"This game is real funny with how it goes and all of the ups and downs. It's so hard to get your mind back right and get back in the game sometimes."

At Okeechobee, he committed to an area "that literally had tons of them," but his timing was off and he couldn't recover.

"It you weren't in the right reed head at the right time, you didn't get bit," he added.

His effort at Beaver lifted a huge burden off his shoulders as it's always bitten him in the past.

"That place has never been one of my strong suits, but I went there with a different mindset this year," he said. "I decided to keep a Wiggle Wart in my hand all day and also mix in a little worm and I did really well."

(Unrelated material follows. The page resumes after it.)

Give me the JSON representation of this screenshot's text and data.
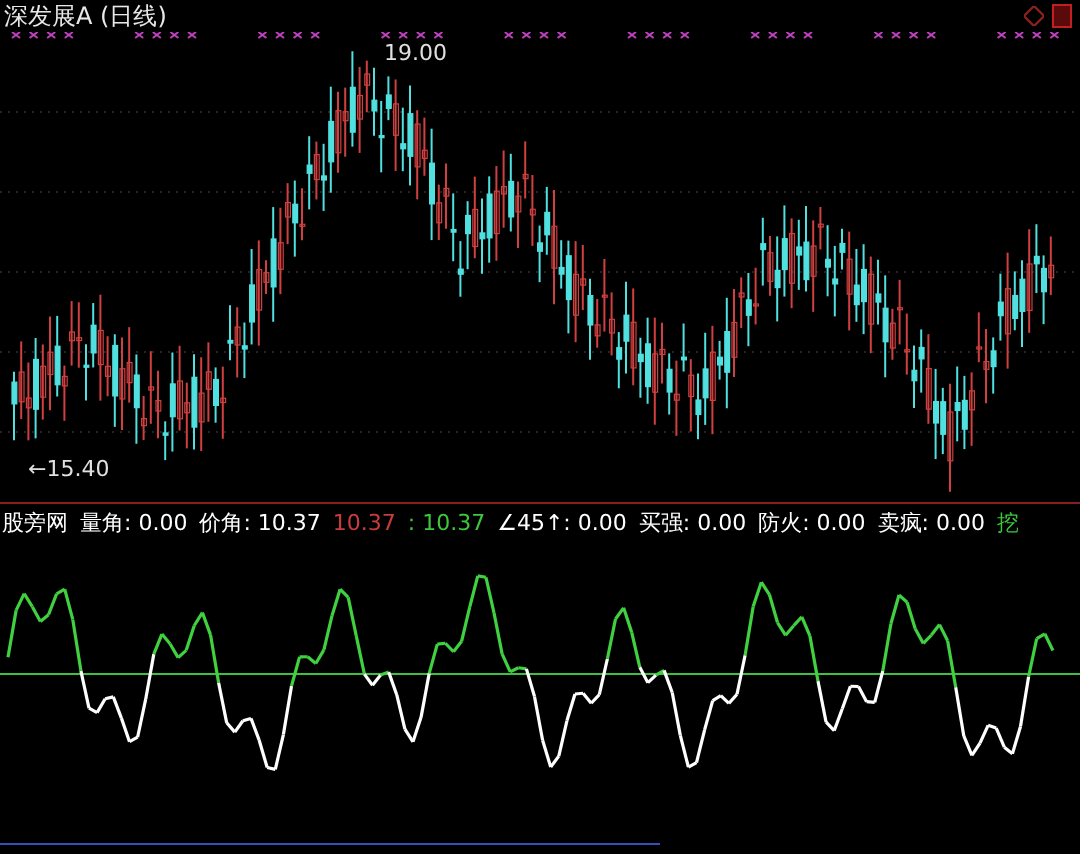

If not for calm conditions on day 2, he thinks he could've made an assault on the Top 20. After weighing 14-07 on day 1, his weight fell off by nearly half.

"Day 2 was a bummer because the wind didn't blow in the clear water," he added. "I could've done a lot better had the wind blown."

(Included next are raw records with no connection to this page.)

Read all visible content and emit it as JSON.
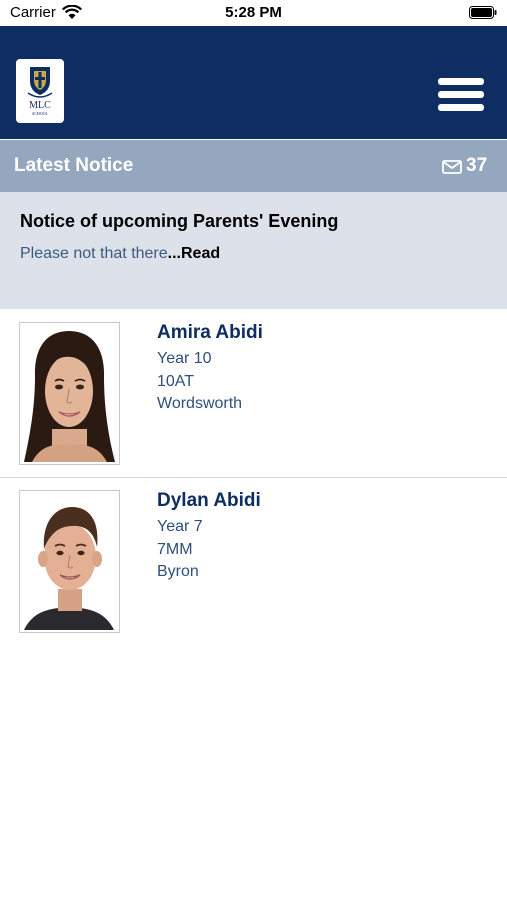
{
  "status_bar": {
    "carrier": "Carrier",
    "time": "5:28 PM"
  },
  "header": {
    "logo_text": "MLC",
    "logo_subtext": "SCHOOL"
  },
  "notice_bar": {
    "title": "Latest Notice",
    "count": "37"
  },
  "notice": {
    "title": "Notice of upcoming Parents' Evening",
    "snippet": "Please not that there",
    "read_label": "...Read"
  },
  "students": [
    {
      "name": "Amira Abidi",
      "year": "Year 10",
      "form": "10AT",
      "house": "Wordsworth"
    },
    {
      "name": "Dylan Abidi",
      "year": "Year 7",
      "form": "7MM",
      "house": "Byron"
    }
  ],
  "colors": {
    "header_bg": "#0d2d63",
    "notice_bar_bg": "#95a7bf",
    "notice_body_bg": "#dde2ea",
    "name_color": "#0d2d63",
    "detail_color": "#2e4f7c"
  }
}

Still Work to Do

The last day of competition at Beaver Lake was April 13 (Newton's was April 11), so by the time the field launches on day 1 at Lake Pickwick next month, about 7 weeks will have passed between competition days for Newton.

Maintaining momentum and that competitive edge can be challenging on a week-to-week basis, but when nearly two months go by between events, that challenge in magnified.

"Absolutely," Newton said. "It's killing me having this long break between tournaments. Every day I'm trying to stay motivated and keep a postitive attitude. Momentum works the same when you're doing bad, too. It can get into your head. It's a lot easier to ride the good wave than the bad wave."

With two lakes – Pickwick and Kentucky Lake – left on the schedule that he's very familiar with, maintaining that edge should be a little easier than if he was heading to new bodies of water.

"I definitely think you can keep that edge going," he said. "The only thing is it gets harder the longer the break goes."

'Pickwick A Little More Scary'

Newton says he's looking forward to the Pickwick event even though he says it could be "a little more scary" because it tends to fish smaller than other Tennessee River impoundments.

"It has some offshore stuff, but nothing like Kentucky Lake," he said. "If you don't get a good draw or have something different working, you could struggle."

He had planned to make a scouting trip to Pickwick prior to it going off limits just to see how the fish were setting up after the prolonged winter and colder-than-normal spring.

"Things have been a little behind, but we have had some warm weather and the fish are moving out well," he added.

He hopes to draw on his local knowledge of the lake when it comes tournament time. He won a Rayovac Series there in 2003 and has three other Top-10s in FLW competition.

"There are a few community holes that load up and the fish don't go anywhere else," he said. "If they get pressure put on them they might move 60 yards, but when they get a lot of pressure they can get hard to catch.

"A few years ago, we had a (Rayovac) on Pickwick and I caught them in a place I'd never caught them before. You're going to have to know that little area that you've looked at over 100 times and never caught them and hope they'll be there that particular day. That's where a little local knowledge will help. Maybe this will be the year they'll be there and get overlooked."